Science methods is challenging, but it is also changing the way data is
worked with and paving the way to more insights.
In this talk, we will show how such data can be used to support various
application domains using deep learning models. The first part focuses on
multiplayer online games. More and more young people are not only active
gamers themselves and need support e.g. in the form of purchase
recommendations, but also watch games on streaming platforms like
twitch.tv, which results in exciting applications for NLP research. For
both areas, we have been able to collect large amounts of data and will
present new data science approaches and gained insights. In the second
part of the talk, we will present new deep learning methods for analyzing
data from smart beehives of our We4Bee project. Besides anomaly detection,
we will also focus on systematic analysis of collected bee data using
semi-supervised learning methods.
Catarina Pinto Moreira
Towards Human-Centred AI: What Can Machines Learn from Eye-Tracking Data
Artificial Intelligence (AI) and Deep Learning (DL) technologies have made great strides in equalling and even surpassing human performance in many tasks, particularly in healthcare. Although DL cannot replace clinicians in medical diagnosis, it can support expert radiologists in performing time-consuming tasks, such as examining chest X-rays for signs of pneumonia or COVID-19. Despite this success, the internal mechanisms of these technologies are an enigma because humans cannot scrutinize how these systems do what they do. This uncertainty poses a significant concern in adopting AI-based technologies in healthcare because they are highly susceptible to biases due to the computation of spurious correlations during the prediction process which can put human lives in danger. This talk will present an ongoing project and its preliminary results.

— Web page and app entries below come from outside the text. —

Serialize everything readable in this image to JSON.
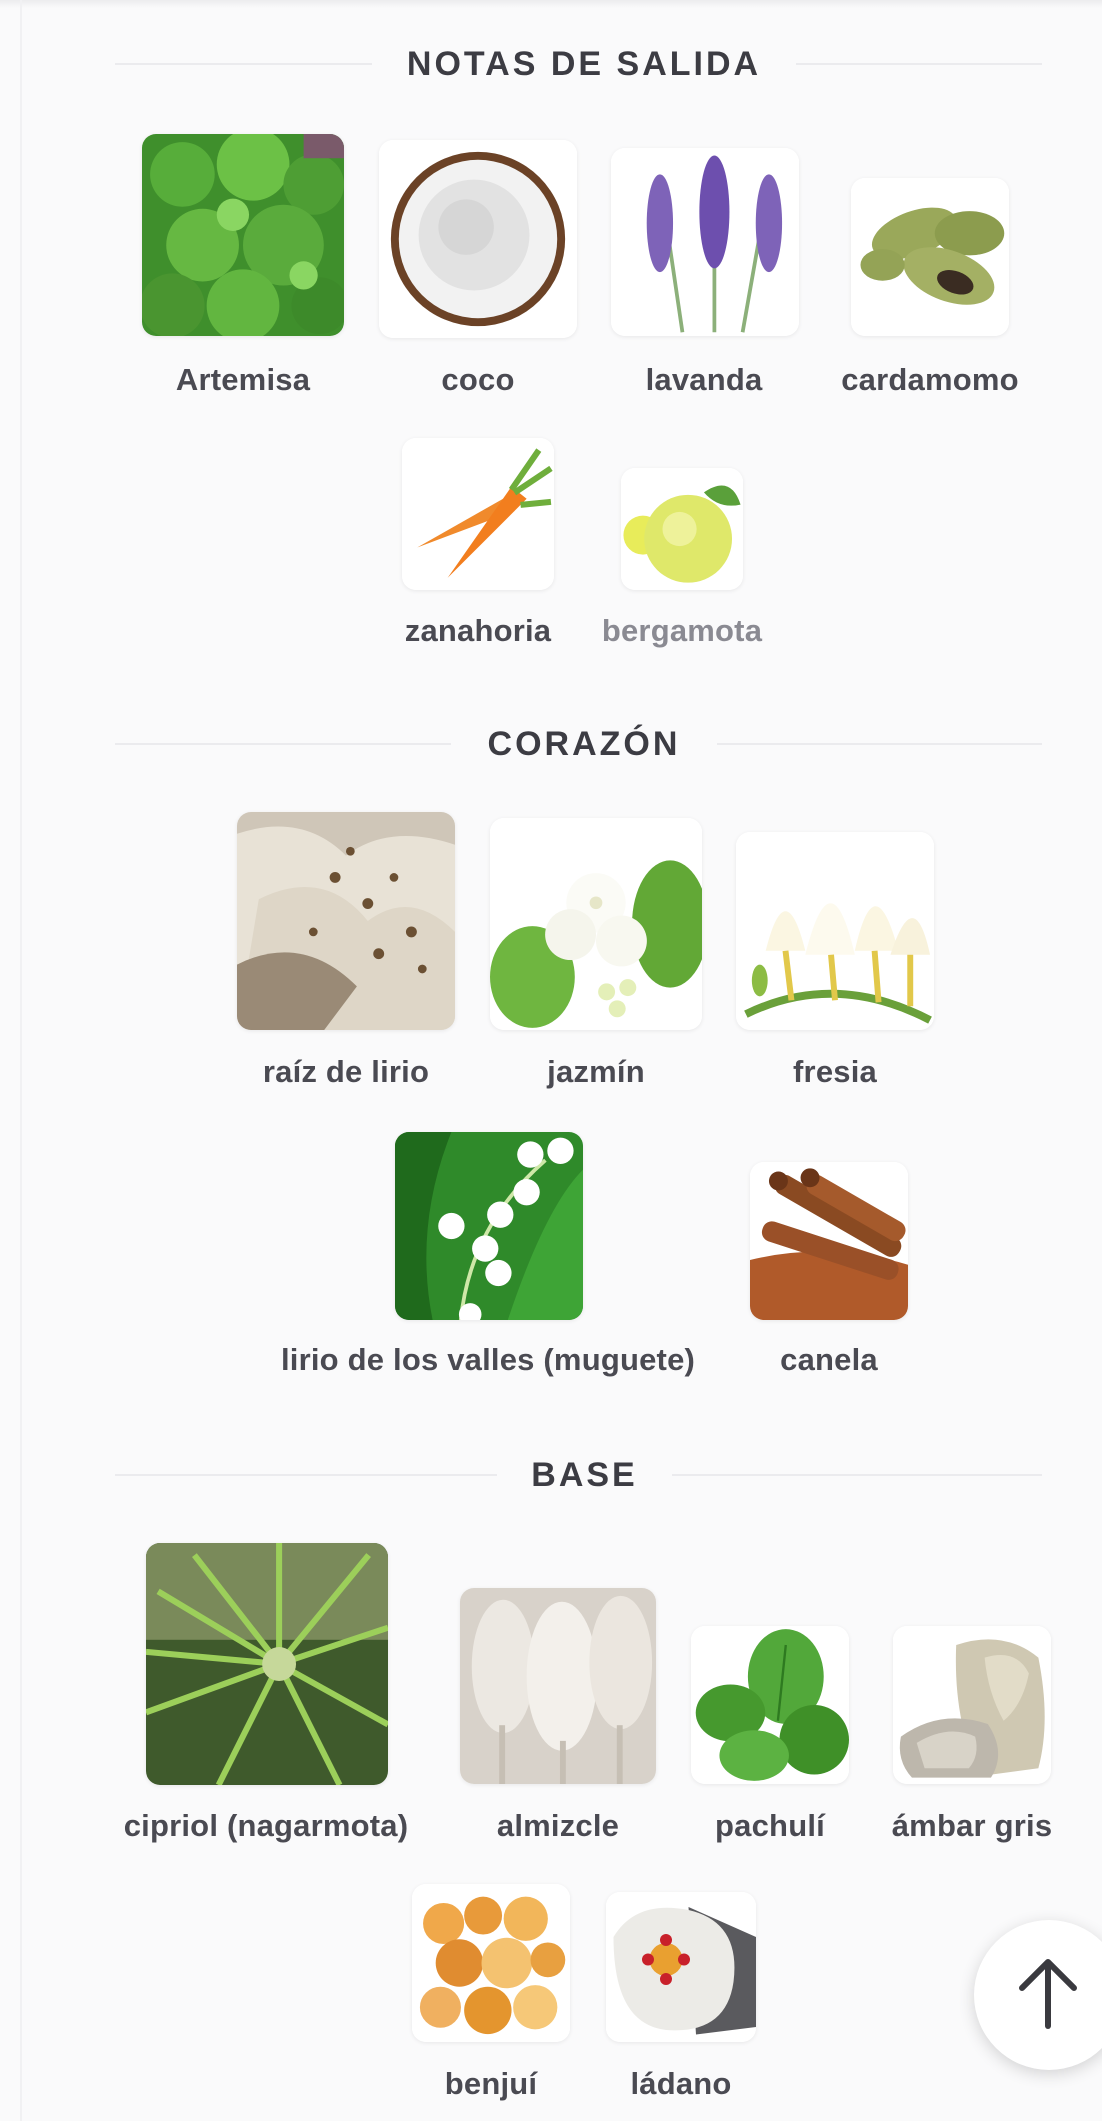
{
  "sections": [
    {
      "title": "NOTAS DE SALIDA",
      "notes": [
        {
          "label": "Artemisa"
        },
        {
          "label": "coco"
        },
        {
          "label": "lavanda"
        },
        {
          "label": "cardamomo"
        },
        {
          "label": "zanahoria"
        },
        {
          "label": "bergamota"
        }
      ]
    },
    {
      "title": "CORAZÓN",
      "notes": [
        {
          "label": "raíz de lirio"
        },
        {
          "label": "jazmín"
        },
        {
          "label": "fresia"
        },
        {
          "label": "lirio de los valles (muguete)"
        },
        {
          "label": "canela"
        }
      ]
    },
    {
      "title": "BASE",
      "notes": [
        {
          "label": "cipriol (nagarmota)"
        },
        {
          "label": "almizcle"
        },
        {
          "label": "pachulí"
        },
        {
          "label": "ámbar gris"
        },
        {
          "label": "benjuí"
        },
        {
          "label": "ládano"
        }
      ]
    }
  ],
  "colors": {
    "background": "#fafafb",
    "text": "#4a4a52",
    "heading": "#3c3c43",
    "muted": "#8a8a92"
  },
  "back_to_top": {
    "icon": "arrow-up-icon"
  }
}
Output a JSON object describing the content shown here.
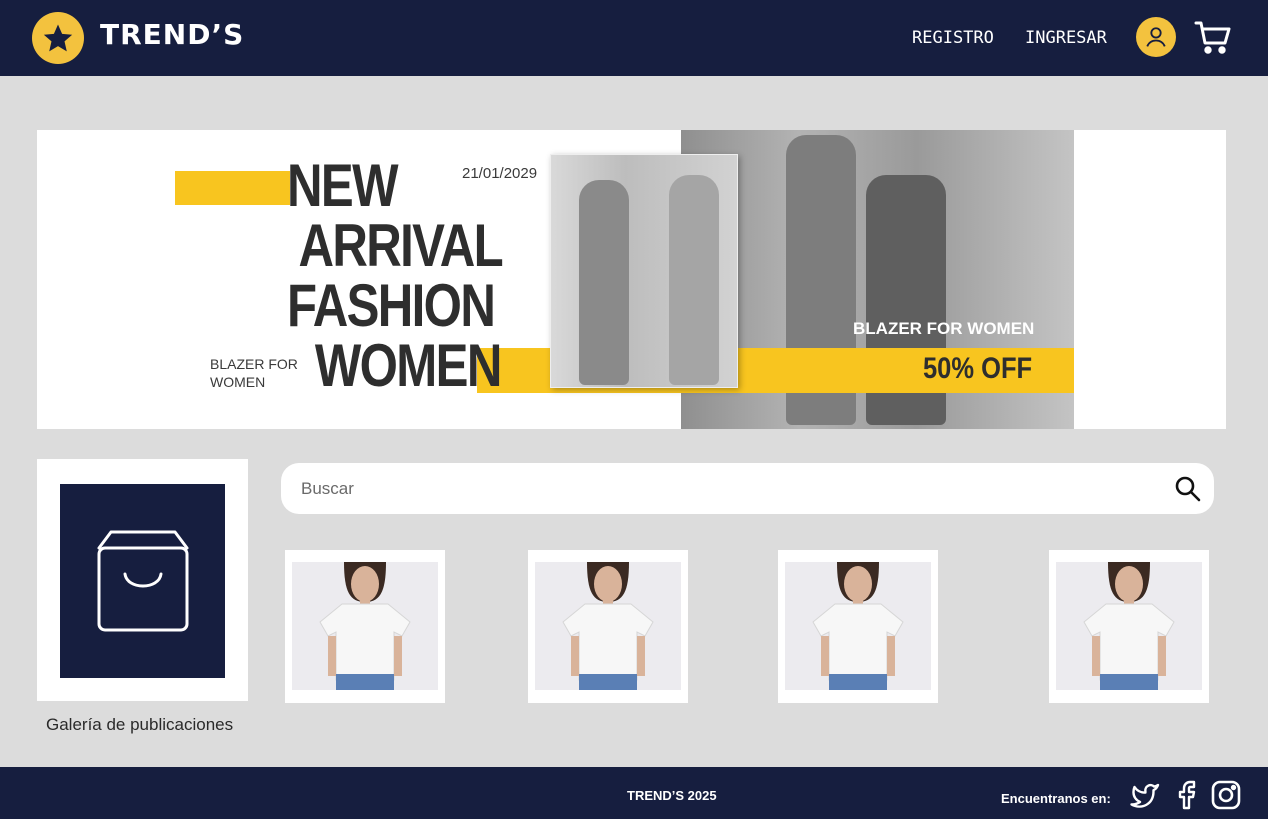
{
  "header": {
    "brand": "TREND’S",
    "nav": {
      "registro": "REGISTRO",
      "ingresar": "INGRESAR"
    },
    "icons": {
      "logo": "star-icon",
      "user": "user-icon",
      "cart": "cart-icon"
    },
    "colors": {
      "background": "#161e3f",
      "accent": "#f3c23e"
    }
  },
  "banner": {
    "headline": [
      "NEW",
      "ARRIVAL",
      "FASHION",
      "WOMEN"
    ],
    "date": "21/01/2029",
    "blazer_left": "BLAZER FOR WOMEN",
    "blazer_right": "BLAZER FOR WOMEN",
    "discount": "50% OFF",
    "accent_color": "#f8c51f"
  },
  "gallery": {
    "label": "Galería de publicaciones",
    "icon": "shopping-bag-icon"
  },
  "search": {
    "placeholder": "Buscar",
    "value": "",
    "icon": "search-icon"
  },
  "products": [
    {
      "name": "white-tshirt"
    },
    {
      "name": "white-tshirt"
    },
    {
      "name": "white-tshirt"
    },
    {
      "name": "white-tshirt"
    }
  ],
  "footer": {
    "copyright": "TREND’S 2025",
    "find_us": "Encuentranos en:",
    "social_icons": [
      "twitter-icon",
      "facebook-icon",
      "instagram-icon"
    ]
  }
}
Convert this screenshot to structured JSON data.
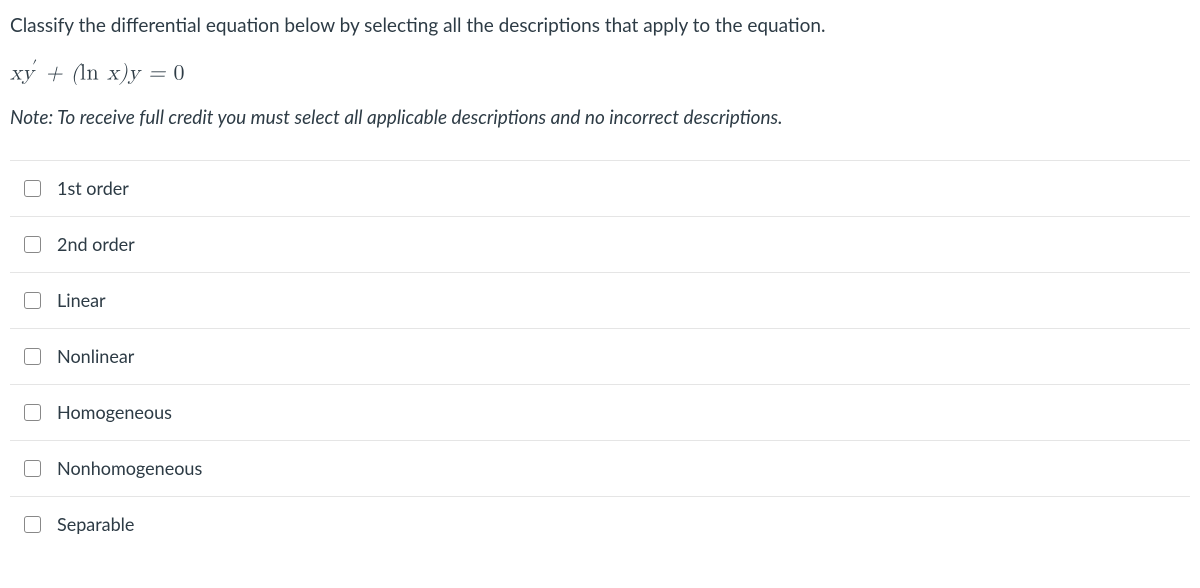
{
  "question": {
    "prompt": "Classify the differential equation below by selecting all the descriptions that apply to the equation.",
    "note": "Note: To receive full credit you must select all applicable descriptions and no incorrect descriptions."
  },
  "equation": {
    "display": "xy′ + (ln x)y = 0"
  },
  "options": [
    {
      "label": "1st order"
    },
    {
      "label": "2nd order"
    },
    {
      "label": "Linear"
    },
    {
      "label": "Nonlinear"
    },
    {
      "label": "Homogeneous"
    },
    {
      "label": "Nonhomogeneous"
    },
    {
      "label": "Separable"
    }
  ]
}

The project aims to make DL models understandable to radiologists by investigating how eye-tracking data can be used to teach a machine how radiologists read and classify chest X-ray images. By using multimodal data containing chest X-ray images, radiologists‘ eye patterns, and their respective audio recordings, this project aims to devise new methods to extract radiologists‘ cognitive maps. We will pioneer the construction of new multimodal DL architectures that learn to identify abnormalities and regions of interest using the radiologists‘ cognitive maps and X-ray images to teach machines how radiologists diagnose X-ray images. We will use that knowledge to generate explanations and promote trust in the adoption of AI-based systems, leading to a more accurate, augmented, and enhanced decision-making process in clinical practice. One important byproduct of this project will be novel computer-assisted training for young radiologists and imagiology students by designing an Explainable User Interface to facilitate the learning and training of radiologists.